How to reconnect with your partner using a simple script tool...

Psychosexual therapist Cate Mackenzie explains a communication exercise, pioneered by coach Hedy Schleifer, to build connection, openness and authenticity between disconnected couples

by Psychologies


3 minute read

When one or both partners are not fully present, they are ‘high desire’ or ‘low desire’ in terms of connection. The high desire partner is the octopus and the low desire partner is the turtle – pursuer and distancer. We can all be either.

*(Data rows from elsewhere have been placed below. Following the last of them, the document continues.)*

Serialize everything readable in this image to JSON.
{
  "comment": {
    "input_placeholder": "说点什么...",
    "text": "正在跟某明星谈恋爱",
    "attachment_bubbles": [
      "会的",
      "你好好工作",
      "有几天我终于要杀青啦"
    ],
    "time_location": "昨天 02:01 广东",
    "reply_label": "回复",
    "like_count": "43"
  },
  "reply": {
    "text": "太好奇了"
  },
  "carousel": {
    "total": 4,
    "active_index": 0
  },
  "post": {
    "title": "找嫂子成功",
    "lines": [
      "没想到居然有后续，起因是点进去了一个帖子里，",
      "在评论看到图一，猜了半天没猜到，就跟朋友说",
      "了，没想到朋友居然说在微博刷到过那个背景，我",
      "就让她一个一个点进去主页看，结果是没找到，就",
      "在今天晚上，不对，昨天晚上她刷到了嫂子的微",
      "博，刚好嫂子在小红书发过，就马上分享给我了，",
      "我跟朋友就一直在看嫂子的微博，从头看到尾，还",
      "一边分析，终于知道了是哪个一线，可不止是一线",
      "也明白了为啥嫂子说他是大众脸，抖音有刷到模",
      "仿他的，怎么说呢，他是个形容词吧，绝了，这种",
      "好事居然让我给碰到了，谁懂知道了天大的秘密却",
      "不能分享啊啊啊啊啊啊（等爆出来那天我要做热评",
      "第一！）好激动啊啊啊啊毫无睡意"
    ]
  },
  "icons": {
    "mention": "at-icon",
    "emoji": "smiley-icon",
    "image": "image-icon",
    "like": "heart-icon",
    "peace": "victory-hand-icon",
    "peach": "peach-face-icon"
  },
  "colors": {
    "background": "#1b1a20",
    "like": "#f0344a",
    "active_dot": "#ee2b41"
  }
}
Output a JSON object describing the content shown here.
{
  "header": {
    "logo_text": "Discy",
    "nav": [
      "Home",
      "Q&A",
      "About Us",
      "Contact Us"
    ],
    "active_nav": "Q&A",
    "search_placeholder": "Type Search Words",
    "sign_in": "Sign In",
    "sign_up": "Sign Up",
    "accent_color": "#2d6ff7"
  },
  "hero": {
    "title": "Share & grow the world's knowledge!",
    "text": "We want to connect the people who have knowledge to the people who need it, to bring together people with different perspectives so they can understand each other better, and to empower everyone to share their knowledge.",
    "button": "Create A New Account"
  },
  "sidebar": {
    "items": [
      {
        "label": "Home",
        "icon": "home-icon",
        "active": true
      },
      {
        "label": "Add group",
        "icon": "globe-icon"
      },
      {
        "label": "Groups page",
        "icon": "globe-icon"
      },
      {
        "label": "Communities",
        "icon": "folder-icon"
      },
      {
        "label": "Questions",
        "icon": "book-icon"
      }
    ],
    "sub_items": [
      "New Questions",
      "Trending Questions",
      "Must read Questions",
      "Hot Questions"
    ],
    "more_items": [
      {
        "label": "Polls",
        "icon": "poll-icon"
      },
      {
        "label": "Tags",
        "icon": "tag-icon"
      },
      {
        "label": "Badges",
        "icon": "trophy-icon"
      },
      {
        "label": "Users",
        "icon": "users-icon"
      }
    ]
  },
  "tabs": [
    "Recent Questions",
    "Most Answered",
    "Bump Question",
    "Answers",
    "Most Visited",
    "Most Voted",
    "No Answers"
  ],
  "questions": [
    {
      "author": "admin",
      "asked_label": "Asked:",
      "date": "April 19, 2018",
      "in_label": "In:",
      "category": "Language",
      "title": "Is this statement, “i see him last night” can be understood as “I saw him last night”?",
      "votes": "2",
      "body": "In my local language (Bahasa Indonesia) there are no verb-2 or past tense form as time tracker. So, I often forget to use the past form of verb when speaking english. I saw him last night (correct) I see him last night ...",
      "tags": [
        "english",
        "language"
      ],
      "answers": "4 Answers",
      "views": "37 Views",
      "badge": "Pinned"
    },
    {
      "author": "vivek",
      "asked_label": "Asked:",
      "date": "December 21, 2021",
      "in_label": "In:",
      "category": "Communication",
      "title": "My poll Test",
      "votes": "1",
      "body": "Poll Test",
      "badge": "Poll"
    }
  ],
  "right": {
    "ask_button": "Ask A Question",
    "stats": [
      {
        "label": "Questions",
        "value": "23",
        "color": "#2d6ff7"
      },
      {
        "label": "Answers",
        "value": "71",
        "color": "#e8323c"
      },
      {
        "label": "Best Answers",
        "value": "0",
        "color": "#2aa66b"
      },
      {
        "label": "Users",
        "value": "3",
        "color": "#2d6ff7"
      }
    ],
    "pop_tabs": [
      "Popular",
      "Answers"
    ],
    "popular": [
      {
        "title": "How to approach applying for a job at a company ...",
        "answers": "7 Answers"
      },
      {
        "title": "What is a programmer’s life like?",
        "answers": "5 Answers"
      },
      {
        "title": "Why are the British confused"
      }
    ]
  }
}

In therapy, an octopus says: ‘We don’t connect and it’s their fault!’ Turtle will huff: ‘Yes, it’s all me.’ In bridging, partners take turns to work through the script, below. It encourages both to open their hearts and connect, while listening and looking into the other person’s eyes. For some, it may be the first time they’ve allowed themselves to be vulnerable. The speaker is ‘the host’ and the listener is ‘the visitor’.

How to reconnect: a simple but powerful script

Host: I would like to invite you to the neighbourhood of… (This could be any scenario that is causing pain or a block in communication, say, ‘my childhood’.)

Visitor: I hear you say you would like to invite me to the neighbourhood of… (repeats the other person’s words, say, ‘your childhood’). I am with you. Is there more?

Host: I feel…

Visitor (validates): So that makes sense to me… (Validate the other person as much as you can in words.) Now, I am curious: What do you feel about what I just said?

Host: I feel…

Visitor: Can you give me a snapshot of what these feelings remind you of?

Host: I see a picture of… (Describes this.)

Visitor (validates): So that makes sense to me… (Validate the other person as much as you can in words.)

Host: States what they would like more of in their life.

  • I would always want…
  • I would never want…

Visitor: Tells a story about the other person by relaying the pieces of information they have just heard.

Visitor and host: Appreciate and thank each other and explain what the space between them feels like now.

Image: Getty